Qirsh, Gersh, Grush, Kuruş and Grosi are all names for currency denominations in and around the territories formerly part of the Ottoman Empire. The variation in the name stems from the different languages it is used in (Arabic, Ethiopian, Hebrew, Turkish and Greek) and the different transcriptions into the Latin alphabet. The name originally comes from the Italian grosso, as in denaro grosso, a silver coin worth twelve denari.
The original qirsh was a large, 17th century silver piece, similar to the European thalers, issued by the Ottomans. It was worth 40 para. In 1844, following sustained debasement, the gold lira was introduced, worth 100 qirsh.
In Greek, it was known as γρόσι, grosi; plural γρόσια grosia.
As the Ottoman Empire broke up, several successor states retained the qirsh as a denomination. These included Egypt, Saudi Arabia, Syria, Lebanon and Turkey itself. Others, including Jordan and Sudan, adopted the qirsh as a denomination when they established their own currencies.
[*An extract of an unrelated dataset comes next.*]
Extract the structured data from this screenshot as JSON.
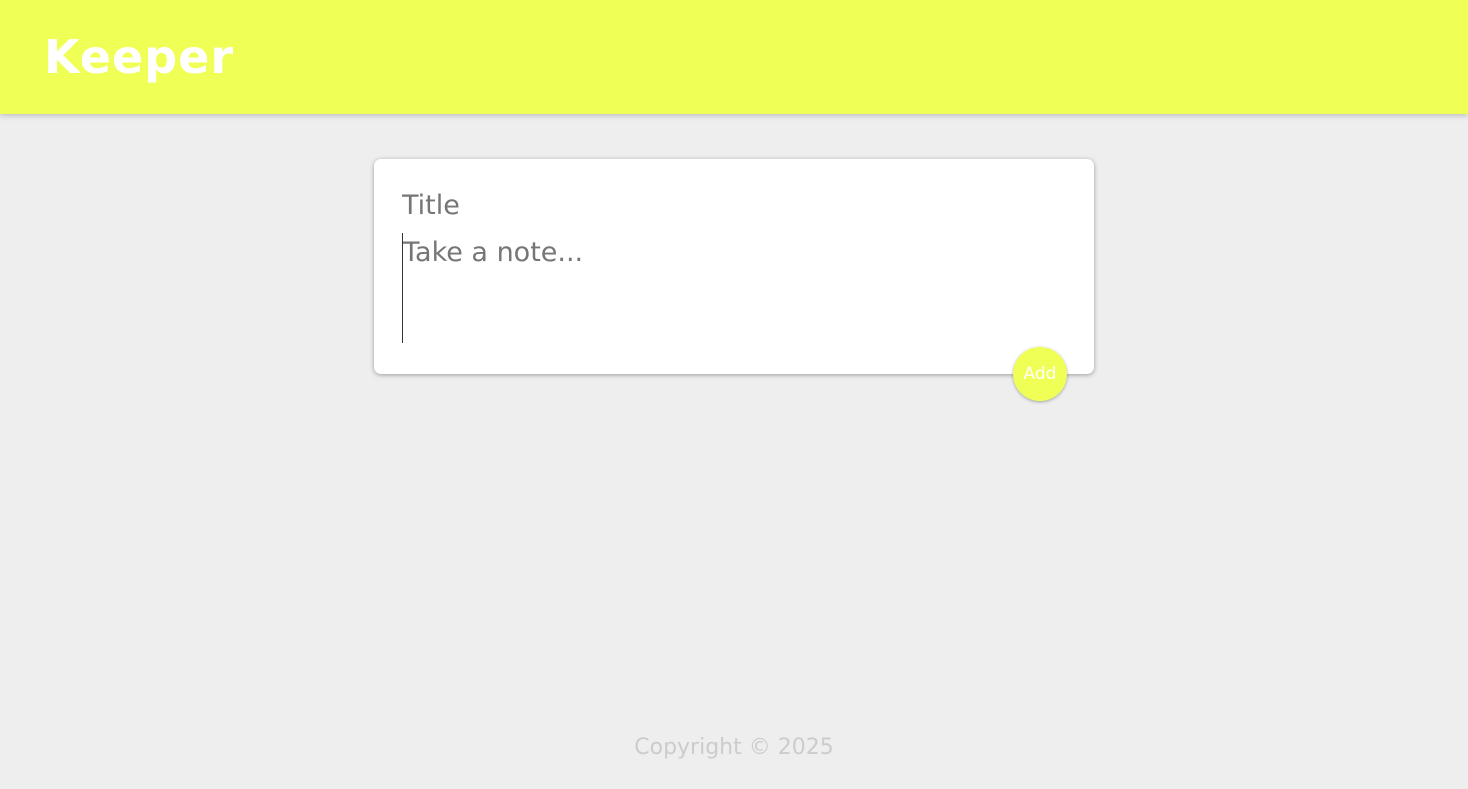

The name of the Groschen (Latin: Grossus, German: Groschen, Italian: grossone, Czech: groš, Polish: grosz, Hungarian: garas, Romanian: groș), a coin used in various German-speaking states as well as some non-German-speaking countries of Central Europe (Bohemia, Poland, the Romanian principalities), is derived from the same origin of the Italian denaro grosso.